Assuming two cognitive biases, the fixed-pie assumption and the fairness bias, as interfering with an integrative agreement in negotiations, we attempted to examine the effects upon them of incompatibility of interests and amount of information of the other party's interests. In Study 1,17 pairs of Japanese subjects negotiated with each other in a situation in which potentially integrative solutions were available. Inconsistent with the findings obtained in research using American subjects, however, our subjects perceived the situation as less incompatible than it actually was, and rated the other parties as more fair than themselves. In Study 2, another 16 Japanese subjects were given the written records of the negotiations of Study 1, and rated the perceived incompatibility of the situation and fairness of the negotiator from a neutral point of view. The results reveal- ed that the compatibility perception found in Study 1 was an artifact produced by the task structure. That is, neither the fixed-pie assumption nor compatibility perception occurred in the present study. Discussion was conducted from a cross-cultural as well as a procedural perspective.
In the first study, subjects of two groups read a news item reporting about an 'infant murder' with experts comments. One group received comments stressing the intent of the infant to commit murder (Intent comment), the other, comments emphasizing parents' responsibility for taking care of the child (Parents comment). Subjects of the control group read the item without comments. Each subject of the three groups was randomly assigned to receive either the high or low source credibility conditions (Credibility conditions). The main effects of comments, and comments × source credibility interaction effects were significant. In the low source credibility conditions, comments had no effects on subjects' causal judgments. However, in high source credibility condition, Intent comment made subjects attribute the strongest responsibility to the infant of the three comments conditions. In the second study, subjects read the news with Intent comment paired with Parents comment. They made intermediate attributions between Intent comment and Control conditions. Importance of source credibility of mass media and expert comment focusing on intent of the person concerned were discussed.
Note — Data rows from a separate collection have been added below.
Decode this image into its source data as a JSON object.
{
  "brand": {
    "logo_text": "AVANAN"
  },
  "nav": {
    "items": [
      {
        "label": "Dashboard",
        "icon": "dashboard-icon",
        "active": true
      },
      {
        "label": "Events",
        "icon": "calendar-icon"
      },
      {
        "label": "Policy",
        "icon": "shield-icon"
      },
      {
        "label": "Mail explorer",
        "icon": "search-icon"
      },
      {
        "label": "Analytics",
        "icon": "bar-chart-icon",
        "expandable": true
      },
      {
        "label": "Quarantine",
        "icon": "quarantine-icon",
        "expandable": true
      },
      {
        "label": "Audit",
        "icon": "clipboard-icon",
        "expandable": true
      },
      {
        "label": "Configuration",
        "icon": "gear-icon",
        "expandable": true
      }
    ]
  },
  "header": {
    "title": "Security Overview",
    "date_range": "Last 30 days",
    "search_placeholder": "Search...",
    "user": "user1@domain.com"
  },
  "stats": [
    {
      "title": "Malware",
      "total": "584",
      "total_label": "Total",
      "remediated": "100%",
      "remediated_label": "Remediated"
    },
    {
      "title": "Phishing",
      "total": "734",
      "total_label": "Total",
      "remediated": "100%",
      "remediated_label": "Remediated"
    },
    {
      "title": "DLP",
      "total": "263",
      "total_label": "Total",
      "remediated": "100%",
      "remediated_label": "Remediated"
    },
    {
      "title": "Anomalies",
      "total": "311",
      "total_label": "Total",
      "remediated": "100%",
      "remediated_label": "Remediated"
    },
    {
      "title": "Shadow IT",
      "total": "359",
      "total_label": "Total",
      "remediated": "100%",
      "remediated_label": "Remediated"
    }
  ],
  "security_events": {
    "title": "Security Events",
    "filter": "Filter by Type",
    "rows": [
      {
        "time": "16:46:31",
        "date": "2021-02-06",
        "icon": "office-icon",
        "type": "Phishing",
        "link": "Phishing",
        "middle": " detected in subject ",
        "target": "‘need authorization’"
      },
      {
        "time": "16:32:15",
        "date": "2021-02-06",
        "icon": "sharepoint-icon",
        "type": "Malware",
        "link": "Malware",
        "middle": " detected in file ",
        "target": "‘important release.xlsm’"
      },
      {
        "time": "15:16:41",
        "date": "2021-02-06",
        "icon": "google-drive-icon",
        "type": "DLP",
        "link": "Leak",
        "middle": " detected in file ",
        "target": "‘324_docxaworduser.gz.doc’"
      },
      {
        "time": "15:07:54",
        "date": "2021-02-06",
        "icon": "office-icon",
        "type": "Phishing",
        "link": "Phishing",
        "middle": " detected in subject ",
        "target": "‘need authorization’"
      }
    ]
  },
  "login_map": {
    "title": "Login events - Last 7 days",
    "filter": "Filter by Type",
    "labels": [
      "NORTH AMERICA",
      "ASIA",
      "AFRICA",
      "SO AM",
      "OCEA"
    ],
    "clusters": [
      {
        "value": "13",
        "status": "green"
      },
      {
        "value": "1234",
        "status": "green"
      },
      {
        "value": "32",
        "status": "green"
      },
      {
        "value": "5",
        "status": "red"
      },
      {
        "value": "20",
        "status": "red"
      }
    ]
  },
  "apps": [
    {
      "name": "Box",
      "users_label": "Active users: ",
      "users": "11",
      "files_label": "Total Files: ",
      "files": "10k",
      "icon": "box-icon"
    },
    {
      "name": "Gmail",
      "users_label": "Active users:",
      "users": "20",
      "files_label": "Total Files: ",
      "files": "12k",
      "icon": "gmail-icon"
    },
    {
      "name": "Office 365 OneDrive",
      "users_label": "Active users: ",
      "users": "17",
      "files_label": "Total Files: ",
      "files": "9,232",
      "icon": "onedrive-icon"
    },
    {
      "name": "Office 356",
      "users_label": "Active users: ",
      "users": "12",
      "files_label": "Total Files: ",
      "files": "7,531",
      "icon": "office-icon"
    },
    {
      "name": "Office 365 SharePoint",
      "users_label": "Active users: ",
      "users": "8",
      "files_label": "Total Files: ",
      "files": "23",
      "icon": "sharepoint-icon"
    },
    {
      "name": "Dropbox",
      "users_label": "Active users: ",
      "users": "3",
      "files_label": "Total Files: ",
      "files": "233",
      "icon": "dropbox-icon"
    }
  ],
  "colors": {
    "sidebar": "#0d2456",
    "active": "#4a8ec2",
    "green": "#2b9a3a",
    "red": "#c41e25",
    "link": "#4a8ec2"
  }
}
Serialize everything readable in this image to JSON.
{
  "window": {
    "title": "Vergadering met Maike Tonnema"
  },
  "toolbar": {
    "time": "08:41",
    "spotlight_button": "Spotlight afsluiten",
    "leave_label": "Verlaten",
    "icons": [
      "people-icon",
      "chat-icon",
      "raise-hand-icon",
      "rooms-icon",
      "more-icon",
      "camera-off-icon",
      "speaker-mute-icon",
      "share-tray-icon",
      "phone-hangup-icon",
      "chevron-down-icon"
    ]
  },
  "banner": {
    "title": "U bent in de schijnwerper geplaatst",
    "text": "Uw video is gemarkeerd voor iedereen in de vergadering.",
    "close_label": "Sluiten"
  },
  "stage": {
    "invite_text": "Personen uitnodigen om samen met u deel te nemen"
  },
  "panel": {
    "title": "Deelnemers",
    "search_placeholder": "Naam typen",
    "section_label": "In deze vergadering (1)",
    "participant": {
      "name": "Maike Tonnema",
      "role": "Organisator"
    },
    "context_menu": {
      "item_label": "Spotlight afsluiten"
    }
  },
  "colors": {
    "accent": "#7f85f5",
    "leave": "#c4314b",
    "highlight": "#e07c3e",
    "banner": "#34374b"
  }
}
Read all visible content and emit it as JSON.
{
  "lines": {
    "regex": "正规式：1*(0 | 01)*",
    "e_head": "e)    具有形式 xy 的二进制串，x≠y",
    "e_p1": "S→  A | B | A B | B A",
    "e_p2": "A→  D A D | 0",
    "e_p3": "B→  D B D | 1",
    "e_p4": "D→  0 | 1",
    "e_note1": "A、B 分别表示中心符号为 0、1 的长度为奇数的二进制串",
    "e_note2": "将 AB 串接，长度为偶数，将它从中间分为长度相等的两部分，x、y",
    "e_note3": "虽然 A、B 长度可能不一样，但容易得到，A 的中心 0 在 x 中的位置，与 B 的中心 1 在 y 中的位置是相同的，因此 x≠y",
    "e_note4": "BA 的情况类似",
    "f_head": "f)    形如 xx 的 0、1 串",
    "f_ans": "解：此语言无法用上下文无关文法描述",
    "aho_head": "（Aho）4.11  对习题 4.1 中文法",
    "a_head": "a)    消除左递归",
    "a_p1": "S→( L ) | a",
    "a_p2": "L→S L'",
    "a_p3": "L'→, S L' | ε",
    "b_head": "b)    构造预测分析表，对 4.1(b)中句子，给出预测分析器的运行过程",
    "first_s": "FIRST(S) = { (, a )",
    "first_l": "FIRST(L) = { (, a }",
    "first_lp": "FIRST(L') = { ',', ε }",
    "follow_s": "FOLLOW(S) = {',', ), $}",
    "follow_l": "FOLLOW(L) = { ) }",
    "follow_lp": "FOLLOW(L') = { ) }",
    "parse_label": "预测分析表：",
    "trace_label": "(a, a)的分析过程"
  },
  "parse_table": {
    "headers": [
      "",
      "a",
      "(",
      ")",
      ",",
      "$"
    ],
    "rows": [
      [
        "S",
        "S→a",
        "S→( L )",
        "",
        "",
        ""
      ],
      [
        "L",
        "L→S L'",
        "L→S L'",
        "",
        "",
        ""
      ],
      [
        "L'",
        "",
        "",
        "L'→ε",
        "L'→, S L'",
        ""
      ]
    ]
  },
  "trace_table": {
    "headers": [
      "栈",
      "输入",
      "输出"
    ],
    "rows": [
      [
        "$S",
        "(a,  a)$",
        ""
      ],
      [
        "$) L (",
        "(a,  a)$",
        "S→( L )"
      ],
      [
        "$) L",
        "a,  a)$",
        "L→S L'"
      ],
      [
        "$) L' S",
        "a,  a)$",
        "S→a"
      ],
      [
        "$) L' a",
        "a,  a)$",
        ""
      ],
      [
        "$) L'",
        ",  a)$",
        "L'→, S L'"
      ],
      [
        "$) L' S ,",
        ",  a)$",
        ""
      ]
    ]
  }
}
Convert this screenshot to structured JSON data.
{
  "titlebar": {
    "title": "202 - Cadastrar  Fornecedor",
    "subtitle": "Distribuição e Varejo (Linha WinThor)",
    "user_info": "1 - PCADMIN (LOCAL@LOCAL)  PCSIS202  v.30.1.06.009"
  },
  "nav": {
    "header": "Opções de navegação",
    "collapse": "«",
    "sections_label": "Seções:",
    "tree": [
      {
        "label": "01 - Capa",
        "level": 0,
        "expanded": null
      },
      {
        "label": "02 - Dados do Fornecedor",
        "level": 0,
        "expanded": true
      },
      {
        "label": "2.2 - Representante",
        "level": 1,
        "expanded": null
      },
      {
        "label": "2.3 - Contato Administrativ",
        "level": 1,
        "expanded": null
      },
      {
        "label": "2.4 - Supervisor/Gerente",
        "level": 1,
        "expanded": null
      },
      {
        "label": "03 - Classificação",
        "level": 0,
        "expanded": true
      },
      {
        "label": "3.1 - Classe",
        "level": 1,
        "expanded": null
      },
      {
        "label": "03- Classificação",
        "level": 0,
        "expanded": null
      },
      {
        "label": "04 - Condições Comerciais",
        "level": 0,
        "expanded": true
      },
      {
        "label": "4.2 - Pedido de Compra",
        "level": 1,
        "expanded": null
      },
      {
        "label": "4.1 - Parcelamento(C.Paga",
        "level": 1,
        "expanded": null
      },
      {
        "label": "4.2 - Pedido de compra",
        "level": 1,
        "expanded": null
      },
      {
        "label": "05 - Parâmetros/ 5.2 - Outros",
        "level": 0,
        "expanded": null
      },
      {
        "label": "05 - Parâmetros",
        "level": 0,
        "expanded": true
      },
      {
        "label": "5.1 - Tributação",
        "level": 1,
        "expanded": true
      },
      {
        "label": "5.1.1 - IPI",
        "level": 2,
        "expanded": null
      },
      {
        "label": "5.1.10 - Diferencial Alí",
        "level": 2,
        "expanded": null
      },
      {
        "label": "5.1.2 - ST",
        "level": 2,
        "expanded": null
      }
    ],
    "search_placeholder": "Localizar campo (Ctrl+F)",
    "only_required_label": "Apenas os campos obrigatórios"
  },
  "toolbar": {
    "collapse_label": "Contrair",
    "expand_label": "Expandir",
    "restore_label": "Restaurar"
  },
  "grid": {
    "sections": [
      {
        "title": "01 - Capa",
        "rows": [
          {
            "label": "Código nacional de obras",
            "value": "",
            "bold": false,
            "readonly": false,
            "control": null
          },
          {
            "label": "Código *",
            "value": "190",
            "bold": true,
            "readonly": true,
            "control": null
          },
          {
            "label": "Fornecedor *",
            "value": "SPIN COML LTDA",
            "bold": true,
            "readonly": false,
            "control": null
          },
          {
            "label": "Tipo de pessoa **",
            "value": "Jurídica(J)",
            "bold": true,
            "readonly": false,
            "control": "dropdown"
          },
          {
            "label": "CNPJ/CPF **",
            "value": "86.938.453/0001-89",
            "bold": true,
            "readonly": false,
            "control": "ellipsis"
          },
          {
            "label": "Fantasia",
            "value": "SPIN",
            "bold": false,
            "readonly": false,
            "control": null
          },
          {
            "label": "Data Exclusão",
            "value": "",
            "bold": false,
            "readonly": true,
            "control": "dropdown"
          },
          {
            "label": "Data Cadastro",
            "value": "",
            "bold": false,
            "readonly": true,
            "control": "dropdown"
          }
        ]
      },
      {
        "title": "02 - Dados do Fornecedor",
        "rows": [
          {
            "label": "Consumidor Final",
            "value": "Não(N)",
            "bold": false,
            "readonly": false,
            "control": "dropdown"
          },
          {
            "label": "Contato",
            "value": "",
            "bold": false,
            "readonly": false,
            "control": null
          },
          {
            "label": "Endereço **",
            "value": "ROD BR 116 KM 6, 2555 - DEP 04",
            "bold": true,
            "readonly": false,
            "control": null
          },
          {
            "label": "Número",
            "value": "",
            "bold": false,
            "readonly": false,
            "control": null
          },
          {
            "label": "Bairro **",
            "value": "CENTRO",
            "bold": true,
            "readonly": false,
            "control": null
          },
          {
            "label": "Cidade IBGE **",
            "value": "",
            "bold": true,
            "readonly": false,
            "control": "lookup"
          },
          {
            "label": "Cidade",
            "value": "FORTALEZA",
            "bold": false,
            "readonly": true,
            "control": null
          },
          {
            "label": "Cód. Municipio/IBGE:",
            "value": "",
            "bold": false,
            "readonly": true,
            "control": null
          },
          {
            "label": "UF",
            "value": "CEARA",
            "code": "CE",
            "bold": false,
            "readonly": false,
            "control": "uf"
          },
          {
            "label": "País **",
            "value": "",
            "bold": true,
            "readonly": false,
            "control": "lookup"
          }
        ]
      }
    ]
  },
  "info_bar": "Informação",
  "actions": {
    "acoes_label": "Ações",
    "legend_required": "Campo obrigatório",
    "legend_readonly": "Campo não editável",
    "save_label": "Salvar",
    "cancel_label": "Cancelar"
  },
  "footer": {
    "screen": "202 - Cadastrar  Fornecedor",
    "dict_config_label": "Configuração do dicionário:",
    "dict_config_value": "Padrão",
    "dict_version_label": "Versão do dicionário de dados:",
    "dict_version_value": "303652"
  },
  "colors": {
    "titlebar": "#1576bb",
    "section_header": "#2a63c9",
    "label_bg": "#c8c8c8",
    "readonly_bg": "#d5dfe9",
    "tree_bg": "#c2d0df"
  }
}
This study purported to analyze and clarify factors that cause interpersonal stress, conflicts, inferiority complex and dislocation in adolescence. Study I identified three categories of interpersonal stress: (1) interpersonal conflict, (2) interpersonal inferiority complex, and (3) interpersonal dislocation. Study II examined correlations between personality trait scales and these three categories. These correlations were analyzed according to stressfulness and frequency of events. As a result, validity of the three categories was supported, and it was suggested that different strategies were necessary for intervention in order to reduce the impact of stress.